[Component data from apps and pages]
----------
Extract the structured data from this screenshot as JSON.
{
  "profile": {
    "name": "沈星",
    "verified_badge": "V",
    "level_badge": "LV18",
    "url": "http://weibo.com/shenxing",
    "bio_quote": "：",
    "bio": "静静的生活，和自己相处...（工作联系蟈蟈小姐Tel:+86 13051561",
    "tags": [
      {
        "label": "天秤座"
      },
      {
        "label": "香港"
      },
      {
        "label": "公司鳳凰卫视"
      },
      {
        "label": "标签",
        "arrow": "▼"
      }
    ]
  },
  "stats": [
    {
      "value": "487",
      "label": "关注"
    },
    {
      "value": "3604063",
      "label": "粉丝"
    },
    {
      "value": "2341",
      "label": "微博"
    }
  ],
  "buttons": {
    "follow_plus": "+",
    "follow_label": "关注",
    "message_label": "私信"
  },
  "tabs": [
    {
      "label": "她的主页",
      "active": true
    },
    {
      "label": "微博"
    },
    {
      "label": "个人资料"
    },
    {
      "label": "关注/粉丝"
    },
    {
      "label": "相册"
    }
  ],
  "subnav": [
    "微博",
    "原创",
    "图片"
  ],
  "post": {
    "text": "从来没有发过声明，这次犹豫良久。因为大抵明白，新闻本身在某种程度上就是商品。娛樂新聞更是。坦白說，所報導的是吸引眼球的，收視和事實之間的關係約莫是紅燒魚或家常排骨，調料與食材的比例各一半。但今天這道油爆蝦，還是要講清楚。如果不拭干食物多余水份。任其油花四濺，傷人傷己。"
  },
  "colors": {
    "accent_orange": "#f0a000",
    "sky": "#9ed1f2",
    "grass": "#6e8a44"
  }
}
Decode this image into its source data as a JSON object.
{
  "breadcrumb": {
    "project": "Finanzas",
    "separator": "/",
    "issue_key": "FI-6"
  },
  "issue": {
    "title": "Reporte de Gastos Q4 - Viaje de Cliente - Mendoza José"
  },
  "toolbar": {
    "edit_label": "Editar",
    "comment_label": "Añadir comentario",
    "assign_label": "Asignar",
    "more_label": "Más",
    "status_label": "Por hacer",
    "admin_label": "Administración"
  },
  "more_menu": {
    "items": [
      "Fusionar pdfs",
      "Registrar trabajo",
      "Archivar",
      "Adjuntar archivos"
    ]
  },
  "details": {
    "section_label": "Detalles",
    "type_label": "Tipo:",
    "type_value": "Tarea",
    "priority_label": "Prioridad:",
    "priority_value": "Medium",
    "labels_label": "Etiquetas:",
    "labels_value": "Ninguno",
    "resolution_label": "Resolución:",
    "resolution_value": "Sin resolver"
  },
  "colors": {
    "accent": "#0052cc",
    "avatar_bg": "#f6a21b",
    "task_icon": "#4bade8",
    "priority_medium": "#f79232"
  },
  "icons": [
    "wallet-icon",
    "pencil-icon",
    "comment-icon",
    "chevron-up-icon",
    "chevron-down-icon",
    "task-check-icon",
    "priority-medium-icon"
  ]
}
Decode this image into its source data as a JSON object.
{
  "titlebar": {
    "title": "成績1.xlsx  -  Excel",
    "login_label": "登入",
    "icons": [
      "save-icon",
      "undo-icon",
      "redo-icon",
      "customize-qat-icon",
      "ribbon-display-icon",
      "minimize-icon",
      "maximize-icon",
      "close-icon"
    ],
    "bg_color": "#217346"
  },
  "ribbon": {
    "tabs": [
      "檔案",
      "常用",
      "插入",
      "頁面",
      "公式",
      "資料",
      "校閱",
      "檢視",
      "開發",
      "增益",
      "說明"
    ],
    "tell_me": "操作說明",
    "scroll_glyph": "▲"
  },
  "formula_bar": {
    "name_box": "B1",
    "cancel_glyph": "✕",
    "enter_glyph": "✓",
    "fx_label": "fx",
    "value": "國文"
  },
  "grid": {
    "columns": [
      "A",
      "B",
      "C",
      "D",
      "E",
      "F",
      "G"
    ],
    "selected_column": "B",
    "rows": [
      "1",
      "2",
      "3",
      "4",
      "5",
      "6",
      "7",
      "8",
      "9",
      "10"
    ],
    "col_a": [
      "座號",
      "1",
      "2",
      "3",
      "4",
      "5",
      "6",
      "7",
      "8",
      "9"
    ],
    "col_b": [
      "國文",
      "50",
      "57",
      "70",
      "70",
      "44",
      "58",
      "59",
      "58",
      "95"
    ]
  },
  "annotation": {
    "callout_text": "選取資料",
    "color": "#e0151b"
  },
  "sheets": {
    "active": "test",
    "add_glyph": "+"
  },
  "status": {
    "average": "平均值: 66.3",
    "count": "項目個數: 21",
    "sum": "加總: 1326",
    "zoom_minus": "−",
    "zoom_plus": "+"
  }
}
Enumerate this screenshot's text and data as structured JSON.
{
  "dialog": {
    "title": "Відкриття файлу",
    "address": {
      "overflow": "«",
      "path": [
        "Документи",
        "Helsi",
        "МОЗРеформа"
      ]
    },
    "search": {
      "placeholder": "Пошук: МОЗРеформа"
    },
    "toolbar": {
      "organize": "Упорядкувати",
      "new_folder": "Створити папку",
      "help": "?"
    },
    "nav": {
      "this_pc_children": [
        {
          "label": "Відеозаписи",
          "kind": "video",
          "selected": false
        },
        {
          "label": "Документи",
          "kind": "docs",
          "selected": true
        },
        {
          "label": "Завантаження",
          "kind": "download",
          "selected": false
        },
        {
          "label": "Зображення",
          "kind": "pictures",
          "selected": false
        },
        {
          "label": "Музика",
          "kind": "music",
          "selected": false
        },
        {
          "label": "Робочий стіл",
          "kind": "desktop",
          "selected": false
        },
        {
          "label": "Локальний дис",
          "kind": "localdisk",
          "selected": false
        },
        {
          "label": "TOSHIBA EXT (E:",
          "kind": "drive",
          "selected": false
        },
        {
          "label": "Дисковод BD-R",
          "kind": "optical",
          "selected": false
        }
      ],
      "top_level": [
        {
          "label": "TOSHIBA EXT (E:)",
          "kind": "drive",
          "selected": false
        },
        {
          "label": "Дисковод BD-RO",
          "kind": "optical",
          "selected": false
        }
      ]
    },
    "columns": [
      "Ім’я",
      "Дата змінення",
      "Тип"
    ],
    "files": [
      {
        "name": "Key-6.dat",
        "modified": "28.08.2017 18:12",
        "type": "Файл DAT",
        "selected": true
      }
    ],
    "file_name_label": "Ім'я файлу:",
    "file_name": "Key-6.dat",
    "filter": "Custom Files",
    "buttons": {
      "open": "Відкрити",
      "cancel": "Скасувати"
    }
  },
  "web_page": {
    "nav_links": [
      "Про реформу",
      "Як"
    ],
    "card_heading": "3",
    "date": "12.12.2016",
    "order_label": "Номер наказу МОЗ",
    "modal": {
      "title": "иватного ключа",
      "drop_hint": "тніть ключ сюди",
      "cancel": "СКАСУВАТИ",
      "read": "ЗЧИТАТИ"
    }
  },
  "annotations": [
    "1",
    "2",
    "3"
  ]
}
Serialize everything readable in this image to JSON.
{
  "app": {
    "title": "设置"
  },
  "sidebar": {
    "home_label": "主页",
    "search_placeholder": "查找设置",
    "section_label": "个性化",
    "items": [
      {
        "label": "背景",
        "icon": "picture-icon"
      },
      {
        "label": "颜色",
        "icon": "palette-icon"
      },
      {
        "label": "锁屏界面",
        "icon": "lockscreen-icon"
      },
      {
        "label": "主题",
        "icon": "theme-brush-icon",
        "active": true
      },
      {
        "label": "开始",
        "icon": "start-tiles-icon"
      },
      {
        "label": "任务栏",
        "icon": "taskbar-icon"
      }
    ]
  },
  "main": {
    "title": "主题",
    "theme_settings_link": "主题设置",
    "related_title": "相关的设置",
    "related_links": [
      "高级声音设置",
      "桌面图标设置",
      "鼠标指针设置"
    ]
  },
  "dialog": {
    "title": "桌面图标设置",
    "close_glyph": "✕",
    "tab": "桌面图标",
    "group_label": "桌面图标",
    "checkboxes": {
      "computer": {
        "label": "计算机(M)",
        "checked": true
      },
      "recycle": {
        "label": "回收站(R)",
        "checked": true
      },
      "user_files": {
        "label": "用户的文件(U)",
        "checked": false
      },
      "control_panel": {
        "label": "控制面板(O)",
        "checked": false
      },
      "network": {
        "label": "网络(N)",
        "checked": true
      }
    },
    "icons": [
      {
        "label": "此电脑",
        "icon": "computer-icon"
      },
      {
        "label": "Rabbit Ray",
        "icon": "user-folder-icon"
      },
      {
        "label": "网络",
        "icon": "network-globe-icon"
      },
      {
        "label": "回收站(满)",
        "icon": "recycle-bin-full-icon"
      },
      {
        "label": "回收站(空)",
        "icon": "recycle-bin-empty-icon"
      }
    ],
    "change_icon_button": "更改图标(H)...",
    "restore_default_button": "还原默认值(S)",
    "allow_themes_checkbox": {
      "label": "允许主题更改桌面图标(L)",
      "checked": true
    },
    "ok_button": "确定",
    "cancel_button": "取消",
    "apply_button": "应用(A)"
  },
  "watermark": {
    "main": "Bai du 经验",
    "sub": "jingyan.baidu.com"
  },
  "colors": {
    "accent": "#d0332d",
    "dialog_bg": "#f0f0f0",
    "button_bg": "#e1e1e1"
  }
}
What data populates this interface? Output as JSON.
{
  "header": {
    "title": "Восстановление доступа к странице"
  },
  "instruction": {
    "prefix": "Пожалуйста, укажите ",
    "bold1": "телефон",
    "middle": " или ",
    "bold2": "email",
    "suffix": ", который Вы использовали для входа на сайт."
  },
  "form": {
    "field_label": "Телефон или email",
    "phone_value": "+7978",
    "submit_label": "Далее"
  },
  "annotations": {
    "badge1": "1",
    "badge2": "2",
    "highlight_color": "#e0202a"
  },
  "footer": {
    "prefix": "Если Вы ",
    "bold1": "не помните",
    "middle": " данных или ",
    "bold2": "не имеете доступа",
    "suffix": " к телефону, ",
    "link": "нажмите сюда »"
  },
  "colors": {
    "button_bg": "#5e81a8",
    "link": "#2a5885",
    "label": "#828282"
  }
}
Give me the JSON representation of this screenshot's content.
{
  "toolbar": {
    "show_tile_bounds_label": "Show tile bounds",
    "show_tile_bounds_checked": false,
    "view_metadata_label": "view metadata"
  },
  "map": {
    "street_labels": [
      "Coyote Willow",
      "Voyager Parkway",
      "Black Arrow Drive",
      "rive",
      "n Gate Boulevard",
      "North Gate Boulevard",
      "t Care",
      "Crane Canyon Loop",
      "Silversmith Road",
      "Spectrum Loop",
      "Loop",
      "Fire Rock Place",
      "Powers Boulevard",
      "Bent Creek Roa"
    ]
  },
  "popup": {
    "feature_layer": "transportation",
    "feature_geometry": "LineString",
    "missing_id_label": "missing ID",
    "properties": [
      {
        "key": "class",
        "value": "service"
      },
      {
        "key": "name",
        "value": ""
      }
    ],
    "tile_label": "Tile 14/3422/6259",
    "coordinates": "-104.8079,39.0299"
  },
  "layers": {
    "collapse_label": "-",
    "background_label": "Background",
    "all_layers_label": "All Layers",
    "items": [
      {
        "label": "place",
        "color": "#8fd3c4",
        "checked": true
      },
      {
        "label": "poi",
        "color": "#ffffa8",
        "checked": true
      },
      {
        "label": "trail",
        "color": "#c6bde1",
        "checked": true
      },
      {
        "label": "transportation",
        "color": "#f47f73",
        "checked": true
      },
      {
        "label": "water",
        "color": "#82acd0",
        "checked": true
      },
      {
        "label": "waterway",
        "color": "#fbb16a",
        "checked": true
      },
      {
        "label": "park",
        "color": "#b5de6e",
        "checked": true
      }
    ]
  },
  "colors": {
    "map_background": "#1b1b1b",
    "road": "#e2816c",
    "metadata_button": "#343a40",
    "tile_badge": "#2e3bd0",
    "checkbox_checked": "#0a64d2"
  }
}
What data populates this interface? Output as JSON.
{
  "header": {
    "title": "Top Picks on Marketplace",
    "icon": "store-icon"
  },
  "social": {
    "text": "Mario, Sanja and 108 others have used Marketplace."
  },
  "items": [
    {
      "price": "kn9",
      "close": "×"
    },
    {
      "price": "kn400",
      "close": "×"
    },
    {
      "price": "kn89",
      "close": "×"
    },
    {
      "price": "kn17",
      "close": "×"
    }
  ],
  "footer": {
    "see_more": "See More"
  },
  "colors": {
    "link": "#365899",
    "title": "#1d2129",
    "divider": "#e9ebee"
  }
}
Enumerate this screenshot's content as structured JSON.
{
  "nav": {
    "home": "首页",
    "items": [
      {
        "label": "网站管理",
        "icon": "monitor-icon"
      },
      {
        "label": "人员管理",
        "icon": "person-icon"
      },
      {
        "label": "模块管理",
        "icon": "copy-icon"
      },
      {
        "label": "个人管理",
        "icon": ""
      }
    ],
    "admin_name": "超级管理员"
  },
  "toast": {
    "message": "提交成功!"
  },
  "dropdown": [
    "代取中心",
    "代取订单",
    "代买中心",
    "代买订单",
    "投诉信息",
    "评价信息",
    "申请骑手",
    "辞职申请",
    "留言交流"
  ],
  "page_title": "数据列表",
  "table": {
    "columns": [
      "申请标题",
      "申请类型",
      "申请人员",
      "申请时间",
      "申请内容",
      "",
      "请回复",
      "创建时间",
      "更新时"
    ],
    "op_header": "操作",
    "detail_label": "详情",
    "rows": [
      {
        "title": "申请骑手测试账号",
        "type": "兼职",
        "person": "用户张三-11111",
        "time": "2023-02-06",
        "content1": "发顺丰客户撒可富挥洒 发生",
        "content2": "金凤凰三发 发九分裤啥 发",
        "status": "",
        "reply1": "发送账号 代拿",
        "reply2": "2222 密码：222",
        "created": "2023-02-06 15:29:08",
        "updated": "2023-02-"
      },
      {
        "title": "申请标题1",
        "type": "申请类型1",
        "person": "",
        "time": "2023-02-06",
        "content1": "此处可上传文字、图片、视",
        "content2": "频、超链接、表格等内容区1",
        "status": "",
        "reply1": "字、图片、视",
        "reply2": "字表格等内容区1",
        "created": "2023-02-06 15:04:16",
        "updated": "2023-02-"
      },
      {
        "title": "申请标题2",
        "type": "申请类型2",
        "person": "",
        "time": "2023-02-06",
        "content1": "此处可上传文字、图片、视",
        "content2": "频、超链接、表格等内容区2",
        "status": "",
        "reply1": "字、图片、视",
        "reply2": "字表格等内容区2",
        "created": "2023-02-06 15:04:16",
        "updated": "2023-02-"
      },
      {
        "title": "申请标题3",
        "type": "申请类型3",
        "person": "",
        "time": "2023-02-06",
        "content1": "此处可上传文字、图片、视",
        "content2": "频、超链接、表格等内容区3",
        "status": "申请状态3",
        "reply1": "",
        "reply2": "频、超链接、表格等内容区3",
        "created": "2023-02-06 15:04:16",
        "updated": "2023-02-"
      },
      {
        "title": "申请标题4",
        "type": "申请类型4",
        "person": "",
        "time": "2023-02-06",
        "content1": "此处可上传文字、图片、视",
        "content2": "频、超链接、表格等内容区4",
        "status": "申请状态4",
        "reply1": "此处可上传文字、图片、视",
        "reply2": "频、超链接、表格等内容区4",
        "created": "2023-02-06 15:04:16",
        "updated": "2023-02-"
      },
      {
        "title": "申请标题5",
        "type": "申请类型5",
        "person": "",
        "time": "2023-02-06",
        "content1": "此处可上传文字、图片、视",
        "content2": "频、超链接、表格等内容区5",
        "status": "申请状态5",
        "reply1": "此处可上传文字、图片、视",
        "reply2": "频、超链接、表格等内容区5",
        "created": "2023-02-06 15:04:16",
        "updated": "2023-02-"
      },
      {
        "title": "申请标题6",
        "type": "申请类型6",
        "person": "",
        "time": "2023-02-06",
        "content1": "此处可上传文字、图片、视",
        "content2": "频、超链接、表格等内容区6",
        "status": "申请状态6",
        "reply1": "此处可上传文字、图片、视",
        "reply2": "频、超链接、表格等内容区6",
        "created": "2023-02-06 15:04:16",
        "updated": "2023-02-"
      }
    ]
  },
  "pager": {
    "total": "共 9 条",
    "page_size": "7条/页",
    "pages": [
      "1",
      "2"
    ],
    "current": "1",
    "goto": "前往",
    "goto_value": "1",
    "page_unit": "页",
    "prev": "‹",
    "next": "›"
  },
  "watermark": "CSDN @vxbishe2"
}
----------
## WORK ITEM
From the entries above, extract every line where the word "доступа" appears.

## SOLUTION FOR THIS TASK
    "title": "Восстановление доступа к странице"
    "bold2": "не имеете доступа",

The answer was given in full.